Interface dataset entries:
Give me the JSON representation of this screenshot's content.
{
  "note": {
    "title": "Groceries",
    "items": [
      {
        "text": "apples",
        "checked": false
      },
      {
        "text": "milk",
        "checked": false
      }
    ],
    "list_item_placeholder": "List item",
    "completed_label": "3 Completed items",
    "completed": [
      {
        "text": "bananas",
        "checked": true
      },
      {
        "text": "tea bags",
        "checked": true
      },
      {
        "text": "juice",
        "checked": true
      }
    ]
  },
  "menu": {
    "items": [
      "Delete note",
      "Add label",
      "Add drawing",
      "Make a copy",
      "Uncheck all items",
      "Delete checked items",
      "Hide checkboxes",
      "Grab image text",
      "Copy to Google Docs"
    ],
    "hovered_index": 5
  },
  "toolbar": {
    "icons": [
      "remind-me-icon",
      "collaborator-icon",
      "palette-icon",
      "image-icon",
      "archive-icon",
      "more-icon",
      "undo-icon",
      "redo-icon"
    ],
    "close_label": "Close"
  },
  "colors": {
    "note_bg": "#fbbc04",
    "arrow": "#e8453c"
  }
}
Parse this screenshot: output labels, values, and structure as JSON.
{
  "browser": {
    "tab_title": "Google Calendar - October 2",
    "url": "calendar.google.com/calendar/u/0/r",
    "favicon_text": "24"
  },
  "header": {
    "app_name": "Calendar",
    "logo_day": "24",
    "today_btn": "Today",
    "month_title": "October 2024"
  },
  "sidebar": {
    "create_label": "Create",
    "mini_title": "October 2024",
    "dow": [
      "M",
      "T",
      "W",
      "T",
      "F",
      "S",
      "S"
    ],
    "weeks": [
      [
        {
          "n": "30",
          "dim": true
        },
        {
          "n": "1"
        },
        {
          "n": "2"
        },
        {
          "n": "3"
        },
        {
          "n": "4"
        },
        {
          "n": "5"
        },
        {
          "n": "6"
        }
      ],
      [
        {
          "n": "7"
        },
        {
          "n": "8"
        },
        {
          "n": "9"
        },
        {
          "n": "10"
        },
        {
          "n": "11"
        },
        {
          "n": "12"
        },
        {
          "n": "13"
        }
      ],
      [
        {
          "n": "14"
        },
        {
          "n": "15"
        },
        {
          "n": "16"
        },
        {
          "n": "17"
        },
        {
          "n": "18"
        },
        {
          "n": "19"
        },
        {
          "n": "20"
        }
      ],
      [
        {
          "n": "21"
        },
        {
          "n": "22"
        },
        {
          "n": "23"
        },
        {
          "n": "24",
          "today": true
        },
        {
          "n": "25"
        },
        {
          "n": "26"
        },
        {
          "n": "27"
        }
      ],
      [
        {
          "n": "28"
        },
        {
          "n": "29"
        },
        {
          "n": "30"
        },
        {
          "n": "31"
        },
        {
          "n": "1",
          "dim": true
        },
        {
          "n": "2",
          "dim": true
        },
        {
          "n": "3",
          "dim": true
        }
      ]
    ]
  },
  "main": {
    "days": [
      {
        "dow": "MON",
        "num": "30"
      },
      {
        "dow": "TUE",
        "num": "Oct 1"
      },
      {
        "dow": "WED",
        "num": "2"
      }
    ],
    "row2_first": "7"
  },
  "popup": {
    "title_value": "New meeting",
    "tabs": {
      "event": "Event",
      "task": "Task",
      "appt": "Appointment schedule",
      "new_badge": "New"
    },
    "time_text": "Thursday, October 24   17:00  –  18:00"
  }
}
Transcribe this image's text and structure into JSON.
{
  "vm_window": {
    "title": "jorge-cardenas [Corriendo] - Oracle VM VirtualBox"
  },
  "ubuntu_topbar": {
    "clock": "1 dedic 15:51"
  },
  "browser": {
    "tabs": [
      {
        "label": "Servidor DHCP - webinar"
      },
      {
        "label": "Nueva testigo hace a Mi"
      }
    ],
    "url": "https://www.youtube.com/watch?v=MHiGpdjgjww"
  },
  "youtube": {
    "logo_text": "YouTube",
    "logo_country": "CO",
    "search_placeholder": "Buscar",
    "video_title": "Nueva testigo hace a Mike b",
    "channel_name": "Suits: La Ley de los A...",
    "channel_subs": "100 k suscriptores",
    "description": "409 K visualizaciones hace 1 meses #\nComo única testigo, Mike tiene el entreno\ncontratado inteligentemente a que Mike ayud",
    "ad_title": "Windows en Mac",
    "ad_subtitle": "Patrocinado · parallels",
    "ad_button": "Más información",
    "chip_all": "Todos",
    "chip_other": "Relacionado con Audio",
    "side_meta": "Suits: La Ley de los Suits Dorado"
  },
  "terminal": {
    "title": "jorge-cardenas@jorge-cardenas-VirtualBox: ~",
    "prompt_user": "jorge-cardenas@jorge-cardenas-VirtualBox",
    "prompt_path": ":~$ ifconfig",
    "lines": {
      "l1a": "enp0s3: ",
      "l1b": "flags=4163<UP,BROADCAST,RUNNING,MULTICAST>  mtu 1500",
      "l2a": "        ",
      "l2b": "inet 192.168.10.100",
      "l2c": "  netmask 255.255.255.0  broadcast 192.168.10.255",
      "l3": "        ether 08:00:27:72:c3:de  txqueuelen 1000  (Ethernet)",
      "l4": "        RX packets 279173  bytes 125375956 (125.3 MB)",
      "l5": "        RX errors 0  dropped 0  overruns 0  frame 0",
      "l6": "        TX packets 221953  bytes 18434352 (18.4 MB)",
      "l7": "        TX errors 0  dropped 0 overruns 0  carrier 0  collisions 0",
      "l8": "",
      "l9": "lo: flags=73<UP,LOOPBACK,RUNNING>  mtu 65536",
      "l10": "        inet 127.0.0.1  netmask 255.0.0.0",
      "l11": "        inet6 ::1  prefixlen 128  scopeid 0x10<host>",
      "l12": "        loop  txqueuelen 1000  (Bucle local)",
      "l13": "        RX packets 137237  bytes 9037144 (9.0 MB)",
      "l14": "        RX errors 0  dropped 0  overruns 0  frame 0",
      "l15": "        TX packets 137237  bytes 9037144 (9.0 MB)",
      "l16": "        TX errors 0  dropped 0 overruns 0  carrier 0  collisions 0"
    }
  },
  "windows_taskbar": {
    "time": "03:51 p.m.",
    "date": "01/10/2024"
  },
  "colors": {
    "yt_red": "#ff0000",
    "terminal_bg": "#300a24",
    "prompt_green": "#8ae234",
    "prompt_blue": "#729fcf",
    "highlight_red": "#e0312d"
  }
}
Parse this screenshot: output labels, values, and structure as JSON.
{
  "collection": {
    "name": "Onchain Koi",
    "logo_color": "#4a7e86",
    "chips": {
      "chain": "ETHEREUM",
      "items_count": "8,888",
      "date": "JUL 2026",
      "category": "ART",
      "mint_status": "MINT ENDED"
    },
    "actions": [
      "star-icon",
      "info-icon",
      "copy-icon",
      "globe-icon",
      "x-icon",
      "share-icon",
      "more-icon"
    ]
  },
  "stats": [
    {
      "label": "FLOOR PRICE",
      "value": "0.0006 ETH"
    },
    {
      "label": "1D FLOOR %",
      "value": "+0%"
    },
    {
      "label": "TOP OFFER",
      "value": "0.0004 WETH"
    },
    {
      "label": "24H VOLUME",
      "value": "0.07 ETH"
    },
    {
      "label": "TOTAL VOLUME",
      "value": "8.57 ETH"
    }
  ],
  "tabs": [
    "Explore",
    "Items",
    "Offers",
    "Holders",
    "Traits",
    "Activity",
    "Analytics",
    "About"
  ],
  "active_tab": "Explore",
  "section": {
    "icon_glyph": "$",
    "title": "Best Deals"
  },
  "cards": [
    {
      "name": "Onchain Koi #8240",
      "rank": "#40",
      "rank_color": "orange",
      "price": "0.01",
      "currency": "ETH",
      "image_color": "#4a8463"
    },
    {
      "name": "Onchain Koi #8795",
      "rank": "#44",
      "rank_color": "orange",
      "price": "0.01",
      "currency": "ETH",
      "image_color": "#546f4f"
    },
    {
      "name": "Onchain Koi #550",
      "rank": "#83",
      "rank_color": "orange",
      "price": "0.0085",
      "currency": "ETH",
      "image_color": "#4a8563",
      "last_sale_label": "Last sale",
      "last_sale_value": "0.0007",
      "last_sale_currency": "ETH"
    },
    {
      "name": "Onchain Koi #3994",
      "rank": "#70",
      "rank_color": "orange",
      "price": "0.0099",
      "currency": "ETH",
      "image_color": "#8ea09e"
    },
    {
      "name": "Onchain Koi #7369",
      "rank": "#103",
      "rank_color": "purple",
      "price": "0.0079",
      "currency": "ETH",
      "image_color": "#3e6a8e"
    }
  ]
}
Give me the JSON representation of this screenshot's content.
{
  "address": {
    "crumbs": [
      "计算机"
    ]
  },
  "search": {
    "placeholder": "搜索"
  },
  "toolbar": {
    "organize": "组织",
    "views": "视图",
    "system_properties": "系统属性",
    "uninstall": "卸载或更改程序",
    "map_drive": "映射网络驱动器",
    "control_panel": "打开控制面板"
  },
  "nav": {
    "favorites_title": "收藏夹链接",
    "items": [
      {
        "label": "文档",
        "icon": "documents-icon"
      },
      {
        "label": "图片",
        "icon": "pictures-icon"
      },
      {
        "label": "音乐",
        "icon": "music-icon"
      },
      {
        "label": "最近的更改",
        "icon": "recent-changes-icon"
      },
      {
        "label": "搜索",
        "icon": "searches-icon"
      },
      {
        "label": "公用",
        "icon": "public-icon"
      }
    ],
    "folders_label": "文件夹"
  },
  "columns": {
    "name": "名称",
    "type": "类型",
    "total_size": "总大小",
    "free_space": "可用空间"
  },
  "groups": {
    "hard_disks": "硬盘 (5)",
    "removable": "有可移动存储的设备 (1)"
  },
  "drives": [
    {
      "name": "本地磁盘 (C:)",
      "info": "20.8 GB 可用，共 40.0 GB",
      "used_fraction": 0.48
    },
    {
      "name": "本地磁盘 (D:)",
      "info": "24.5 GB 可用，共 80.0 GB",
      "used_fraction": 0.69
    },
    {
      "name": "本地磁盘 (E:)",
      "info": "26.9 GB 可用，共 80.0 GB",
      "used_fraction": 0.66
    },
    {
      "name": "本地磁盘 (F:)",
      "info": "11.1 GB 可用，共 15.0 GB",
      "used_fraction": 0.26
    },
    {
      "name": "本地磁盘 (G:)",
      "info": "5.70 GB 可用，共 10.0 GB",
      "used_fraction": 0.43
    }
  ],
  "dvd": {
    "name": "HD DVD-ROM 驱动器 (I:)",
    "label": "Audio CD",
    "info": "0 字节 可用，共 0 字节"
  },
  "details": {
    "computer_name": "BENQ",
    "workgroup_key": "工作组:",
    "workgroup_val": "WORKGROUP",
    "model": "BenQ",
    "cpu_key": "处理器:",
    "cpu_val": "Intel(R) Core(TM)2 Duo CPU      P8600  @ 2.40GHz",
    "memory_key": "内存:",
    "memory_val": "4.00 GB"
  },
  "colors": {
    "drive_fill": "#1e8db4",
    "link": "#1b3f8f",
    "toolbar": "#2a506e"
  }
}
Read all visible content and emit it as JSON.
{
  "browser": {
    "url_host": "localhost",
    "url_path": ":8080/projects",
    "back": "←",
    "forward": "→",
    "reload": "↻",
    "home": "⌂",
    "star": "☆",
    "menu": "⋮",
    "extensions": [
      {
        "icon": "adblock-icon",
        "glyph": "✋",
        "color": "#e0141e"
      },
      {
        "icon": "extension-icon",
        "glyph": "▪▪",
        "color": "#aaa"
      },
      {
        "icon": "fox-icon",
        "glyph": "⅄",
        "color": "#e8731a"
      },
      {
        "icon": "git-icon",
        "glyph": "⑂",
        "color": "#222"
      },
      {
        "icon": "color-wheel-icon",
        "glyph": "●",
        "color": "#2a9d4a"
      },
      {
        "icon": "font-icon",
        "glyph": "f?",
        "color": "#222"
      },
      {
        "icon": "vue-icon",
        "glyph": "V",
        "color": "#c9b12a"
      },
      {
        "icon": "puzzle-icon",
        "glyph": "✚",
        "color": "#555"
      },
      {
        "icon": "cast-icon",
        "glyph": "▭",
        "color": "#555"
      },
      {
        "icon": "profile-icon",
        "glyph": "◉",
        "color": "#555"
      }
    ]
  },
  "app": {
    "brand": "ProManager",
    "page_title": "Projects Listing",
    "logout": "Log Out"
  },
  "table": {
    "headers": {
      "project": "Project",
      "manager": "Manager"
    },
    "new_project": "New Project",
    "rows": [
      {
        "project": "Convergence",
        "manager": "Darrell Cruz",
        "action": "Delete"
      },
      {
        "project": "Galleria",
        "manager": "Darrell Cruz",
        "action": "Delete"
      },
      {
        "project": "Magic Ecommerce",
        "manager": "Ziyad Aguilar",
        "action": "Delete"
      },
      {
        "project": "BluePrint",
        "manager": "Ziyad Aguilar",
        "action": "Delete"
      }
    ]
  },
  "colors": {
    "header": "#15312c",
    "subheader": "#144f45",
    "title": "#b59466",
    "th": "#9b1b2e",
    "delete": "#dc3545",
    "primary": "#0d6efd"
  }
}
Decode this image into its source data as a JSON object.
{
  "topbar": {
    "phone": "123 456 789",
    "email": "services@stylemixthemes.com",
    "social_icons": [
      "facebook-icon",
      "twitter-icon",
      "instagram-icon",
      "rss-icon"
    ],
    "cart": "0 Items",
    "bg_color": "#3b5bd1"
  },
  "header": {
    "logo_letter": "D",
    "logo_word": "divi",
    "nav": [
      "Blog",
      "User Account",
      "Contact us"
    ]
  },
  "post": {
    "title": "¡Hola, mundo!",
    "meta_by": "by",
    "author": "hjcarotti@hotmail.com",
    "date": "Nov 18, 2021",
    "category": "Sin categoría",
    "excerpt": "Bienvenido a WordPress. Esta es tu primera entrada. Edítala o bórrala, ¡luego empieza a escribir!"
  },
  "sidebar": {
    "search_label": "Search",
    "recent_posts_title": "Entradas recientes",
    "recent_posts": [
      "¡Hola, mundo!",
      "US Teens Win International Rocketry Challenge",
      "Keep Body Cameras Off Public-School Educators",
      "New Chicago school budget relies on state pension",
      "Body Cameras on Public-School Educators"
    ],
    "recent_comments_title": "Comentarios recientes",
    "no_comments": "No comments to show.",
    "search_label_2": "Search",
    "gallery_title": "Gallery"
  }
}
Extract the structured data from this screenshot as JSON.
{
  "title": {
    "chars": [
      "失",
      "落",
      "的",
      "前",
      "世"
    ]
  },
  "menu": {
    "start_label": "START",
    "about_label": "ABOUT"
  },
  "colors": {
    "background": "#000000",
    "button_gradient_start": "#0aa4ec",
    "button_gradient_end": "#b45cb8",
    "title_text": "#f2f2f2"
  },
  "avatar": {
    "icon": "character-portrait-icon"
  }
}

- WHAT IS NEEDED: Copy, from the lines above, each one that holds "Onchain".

- ANSWER TO THIS TASK:
    "name": "Onchain Koi",
      "name": "Onchain Koi #8240",
      "name": "Onchain Koi #8795",
      "name": "Onchain Koi #550",
      "name": "Onchain Koi #3994",
      "name": "Onchain Koi #7369",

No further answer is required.